Herb Rothe, III, the fourth-generation owner of Rothe Florists. Rothe received a $2,000 grant from Mt. Airy CDC"s COVID-19 Relief Fund. by Sue Ann Rybak The Mt. Airy Community Development …
by Sue Ann Rybak
The Mt. Airy Community Development Corporation (Mt. Airy CDC) distributed more than $10,000 from its COVID-19 Business Relief Fund to eight businesses in Mt. Airy on April 6. Brad Copeland, Mt. Airy CDC’s executive director, said the fund was launched on March 17 to provide emergency funds for small businesses. The grants ranged from $250 to $2,000 and were awarded to the following eight businesses: Azima Therapeutic Massage; Elizabeth A. Liddell PC.; Jacobs Catering, DBA Brother Grub; The Juice Room; Kreative Scribes, LLC; Malelani Café; Queenie’s Pets and Rothe Florists.
“We are really proud of the way the Mt. Airy community stepped up in a time of crisis to donate money to businesses, who need it immediately,” said Copeland. “We are also grateful to The Cottage Bridge Foundation, who helped us reach our goal of $10,000 with a matching grant.” The Pennsylvania-based family foundation pledged matching funds up to $5,000.
With little to no revenue coming in, and expenses like rent, utilities and vendor bills, both new and old businesses are struggling to stay-a-float.
Tanesha Trippett, owner of both the new Brotherly Grub Café, 7135 Germantown Ave., and a catering business, said she just signed the lease in January when coronavirus hit shortly after.
Trippett, who trained at the Culinary Art Institute of Philadelphia, said she was doing well with her catering business and food truck and decided to invest in the café.
She never thought anything like this would happen.
“This pandemic has killed my catering business, so the café is really all I have right now, with one chef riding this wave with me,” she said.
Trippett said the majority of their business during the week comes from business owners who have shops on the Avenue or customers shopping on the Avenue. So, once commercial businesses were ordered to close, her business “pretty much stopped,” because people weren’t familiar with the café.
Unfortunately, no business was immune to the economic impact of the pandemic.
Herb Rothe, III, the fourth-generation owner of Rothe Florists, which opened in Mt. Airy in 1908, said: "...not even during the Great Depression did our business have to close like this."
“It’s the first time in 112 years, we were forced to shut down for more than a couple of days,” he said. “And by forced, I mean a snowstorm or something like that.”
With all Pennsylvania schools ordered to remain closed until the end of the academic year, the news that there would be no high school proms was not only heartbreaking for hundreds of thousands of seniors, but another economic blow to businesses – especially florists.
So, Rothe said he was thrilled when he learned he received a $2,000 grant from Mt. Airy CDC. He said the award came "at the perfect time," because the store is only running at "about 40 % of sales for this time of year."
“The Mt. Airy CDC is really going to bat for their small businesses in Mt. Airy,” he said. “We know it’s a challenge for everyone out there.
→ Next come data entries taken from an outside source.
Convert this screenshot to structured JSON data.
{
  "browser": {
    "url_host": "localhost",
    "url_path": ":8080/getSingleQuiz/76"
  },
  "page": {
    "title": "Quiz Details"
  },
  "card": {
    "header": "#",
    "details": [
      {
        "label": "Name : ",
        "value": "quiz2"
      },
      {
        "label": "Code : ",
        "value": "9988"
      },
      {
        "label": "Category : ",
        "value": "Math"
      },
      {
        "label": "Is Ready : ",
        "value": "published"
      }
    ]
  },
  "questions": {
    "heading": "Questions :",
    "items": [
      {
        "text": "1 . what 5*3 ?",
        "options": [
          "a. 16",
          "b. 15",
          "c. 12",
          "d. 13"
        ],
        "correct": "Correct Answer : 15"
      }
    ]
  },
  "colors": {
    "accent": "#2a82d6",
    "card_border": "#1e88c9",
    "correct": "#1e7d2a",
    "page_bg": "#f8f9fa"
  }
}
We are very fortunate to be in such a tightly knit community that does support its local businesses.”
Rothe said the funds allowed them to pay some bills and utilities. It’s the only money he has received so far. Rothe applied for the Philadelphia grant and the Economic Disaster Injury Loan through Small Business Administration but hasn't heard anything back yet.
For now, Rothe said the store is focusing on serving the community the best way they can. For the first time in 30 years, they are selling vegetables and herbs. Now that kids are off from school, parents are looking for something to do with their kids. Rothe suggests buying their Sunflower and Basil Garden Grow Kit. It comes with everything you need.
As Copeland, Mt. Airy CDC executive director said, investing in small business not only helps the economy but allows communities to grow.
“All these businesses are really important to the fabric of the community,” he said. “Our goal is to help them survive during this period of shut-down. So, when everything is lifted eventually. They have a chance to get back to operating in what hopefully will be something of a normal environment. I don’t think anybody wants to wake-up and find out the entire commercial corridor in the small business environment in any neighborhood is completely wiped out.”